(Stored data entries)

□ □ □ □

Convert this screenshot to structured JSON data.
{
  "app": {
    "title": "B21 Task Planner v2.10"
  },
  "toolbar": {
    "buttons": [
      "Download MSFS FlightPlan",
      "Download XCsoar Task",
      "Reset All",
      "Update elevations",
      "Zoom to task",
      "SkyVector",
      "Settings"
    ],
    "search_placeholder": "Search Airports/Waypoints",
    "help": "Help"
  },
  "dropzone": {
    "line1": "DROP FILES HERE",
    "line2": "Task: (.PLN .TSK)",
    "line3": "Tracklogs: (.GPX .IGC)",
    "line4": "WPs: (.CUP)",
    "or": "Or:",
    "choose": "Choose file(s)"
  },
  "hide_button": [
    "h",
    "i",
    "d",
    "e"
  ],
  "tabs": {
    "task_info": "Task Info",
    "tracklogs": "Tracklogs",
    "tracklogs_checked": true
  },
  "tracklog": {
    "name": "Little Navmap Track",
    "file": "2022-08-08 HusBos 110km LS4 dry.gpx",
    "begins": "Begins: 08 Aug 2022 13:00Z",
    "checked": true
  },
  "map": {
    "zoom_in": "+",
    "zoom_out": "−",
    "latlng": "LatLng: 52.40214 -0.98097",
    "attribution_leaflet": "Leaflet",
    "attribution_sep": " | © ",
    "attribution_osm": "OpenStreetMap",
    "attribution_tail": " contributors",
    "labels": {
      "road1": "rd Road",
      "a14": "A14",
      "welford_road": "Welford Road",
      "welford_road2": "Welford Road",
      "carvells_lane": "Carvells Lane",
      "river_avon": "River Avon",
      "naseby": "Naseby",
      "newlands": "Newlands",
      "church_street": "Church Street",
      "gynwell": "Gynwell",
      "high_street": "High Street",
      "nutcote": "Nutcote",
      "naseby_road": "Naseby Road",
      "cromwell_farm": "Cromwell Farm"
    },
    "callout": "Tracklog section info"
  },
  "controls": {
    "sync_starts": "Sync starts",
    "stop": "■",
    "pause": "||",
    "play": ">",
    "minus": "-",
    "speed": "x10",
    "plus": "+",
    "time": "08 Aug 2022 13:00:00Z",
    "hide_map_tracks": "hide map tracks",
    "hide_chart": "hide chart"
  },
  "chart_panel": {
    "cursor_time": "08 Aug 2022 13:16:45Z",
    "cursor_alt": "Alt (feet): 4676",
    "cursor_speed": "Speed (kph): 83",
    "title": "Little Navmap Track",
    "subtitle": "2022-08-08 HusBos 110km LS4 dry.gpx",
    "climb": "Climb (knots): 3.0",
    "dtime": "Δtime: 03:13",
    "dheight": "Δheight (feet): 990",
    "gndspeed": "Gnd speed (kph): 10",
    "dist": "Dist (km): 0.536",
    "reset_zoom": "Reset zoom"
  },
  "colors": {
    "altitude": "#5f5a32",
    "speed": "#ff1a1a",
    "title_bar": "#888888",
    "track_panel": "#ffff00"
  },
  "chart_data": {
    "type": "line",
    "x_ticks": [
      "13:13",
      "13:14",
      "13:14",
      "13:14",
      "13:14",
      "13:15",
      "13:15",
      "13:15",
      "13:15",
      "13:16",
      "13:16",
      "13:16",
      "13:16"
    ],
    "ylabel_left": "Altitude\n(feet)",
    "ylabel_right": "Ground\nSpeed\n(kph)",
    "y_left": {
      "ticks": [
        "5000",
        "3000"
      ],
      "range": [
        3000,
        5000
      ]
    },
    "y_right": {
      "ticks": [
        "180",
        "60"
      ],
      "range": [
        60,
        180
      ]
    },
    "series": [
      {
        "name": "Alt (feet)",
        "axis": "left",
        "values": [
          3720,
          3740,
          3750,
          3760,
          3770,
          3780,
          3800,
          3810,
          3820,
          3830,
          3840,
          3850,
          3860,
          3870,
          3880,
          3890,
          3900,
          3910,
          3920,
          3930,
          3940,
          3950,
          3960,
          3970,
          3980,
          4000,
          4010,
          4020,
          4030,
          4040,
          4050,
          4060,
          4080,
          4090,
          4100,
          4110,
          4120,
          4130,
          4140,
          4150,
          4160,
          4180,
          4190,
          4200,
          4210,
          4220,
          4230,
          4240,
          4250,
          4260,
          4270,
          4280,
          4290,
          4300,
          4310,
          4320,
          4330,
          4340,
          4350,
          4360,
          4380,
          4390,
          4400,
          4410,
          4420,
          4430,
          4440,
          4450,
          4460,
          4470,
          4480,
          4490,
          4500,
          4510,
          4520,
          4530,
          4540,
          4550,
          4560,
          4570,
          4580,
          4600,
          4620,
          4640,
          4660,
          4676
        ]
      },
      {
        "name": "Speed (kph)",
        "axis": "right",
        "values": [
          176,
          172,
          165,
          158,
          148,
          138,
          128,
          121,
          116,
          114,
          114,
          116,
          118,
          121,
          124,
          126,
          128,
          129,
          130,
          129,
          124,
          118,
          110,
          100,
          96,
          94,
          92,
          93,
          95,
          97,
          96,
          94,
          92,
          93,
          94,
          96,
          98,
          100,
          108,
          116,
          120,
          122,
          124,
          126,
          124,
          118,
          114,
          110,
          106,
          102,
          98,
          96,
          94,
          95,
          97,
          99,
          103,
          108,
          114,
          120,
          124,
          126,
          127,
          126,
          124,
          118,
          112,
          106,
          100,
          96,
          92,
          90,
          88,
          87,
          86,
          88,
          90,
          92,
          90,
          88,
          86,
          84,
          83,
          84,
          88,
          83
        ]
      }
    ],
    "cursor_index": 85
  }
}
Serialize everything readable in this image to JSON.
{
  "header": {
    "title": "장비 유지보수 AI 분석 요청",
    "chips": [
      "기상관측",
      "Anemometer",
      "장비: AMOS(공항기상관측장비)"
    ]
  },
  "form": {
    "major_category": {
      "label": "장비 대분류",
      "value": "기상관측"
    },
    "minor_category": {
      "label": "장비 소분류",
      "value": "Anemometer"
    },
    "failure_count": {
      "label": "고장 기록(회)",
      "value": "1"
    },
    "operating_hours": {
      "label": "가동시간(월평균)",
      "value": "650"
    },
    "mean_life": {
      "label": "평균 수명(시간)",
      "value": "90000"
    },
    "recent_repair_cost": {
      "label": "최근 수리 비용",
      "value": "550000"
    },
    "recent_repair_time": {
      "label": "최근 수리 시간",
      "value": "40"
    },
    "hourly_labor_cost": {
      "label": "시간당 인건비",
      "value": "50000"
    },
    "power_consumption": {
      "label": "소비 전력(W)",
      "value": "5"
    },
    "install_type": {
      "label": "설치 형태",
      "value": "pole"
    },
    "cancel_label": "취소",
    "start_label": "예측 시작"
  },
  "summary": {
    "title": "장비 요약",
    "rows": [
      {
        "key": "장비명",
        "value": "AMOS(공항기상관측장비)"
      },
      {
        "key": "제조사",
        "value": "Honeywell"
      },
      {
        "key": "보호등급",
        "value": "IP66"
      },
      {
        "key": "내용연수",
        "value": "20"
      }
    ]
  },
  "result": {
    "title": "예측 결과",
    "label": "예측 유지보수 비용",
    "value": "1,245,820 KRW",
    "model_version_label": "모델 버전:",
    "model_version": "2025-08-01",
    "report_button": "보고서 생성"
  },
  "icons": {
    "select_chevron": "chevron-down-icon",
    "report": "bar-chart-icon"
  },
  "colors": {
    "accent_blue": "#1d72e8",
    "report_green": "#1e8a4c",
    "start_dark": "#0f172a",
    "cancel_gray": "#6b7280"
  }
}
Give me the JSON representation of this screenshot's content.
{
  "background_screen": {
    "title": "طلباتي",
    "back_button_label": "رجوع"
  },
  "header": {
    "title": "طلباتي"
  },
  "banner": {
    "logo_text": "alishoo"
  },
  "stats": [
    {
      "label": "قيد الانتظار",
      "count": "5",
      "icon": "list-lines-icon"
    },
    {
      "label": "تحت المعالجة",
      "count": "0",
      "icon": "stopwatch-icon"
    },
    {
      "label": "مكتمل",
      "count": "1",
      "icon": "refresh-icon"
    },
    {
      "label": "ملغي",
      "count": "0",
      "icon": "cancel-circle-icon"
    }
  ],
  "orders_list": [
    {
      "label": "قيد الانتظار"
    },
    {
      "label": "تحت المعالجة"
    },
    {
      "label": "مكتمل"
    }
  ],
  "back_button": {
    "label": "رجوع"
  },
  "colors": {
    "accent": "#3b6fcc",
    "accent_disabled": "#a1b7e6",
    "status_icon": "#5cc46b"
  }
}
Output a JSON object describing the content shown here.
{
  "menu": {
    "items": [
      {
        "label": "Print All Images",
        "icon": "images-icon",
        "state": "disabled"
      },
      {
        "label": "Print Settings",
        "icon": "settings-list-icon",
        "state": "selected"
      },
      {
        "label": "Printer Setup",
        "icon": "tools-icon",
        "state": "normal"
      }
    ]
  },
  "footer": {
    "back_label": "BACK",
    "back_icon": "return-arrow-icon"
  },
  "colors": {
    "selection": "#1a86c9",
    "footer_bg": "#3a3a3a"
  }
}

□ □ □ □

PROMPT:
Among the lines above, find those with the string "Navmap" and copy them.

ANSWER BOX:
    "name": "Little Navmap Track",
    "title": "Little Navmap Track",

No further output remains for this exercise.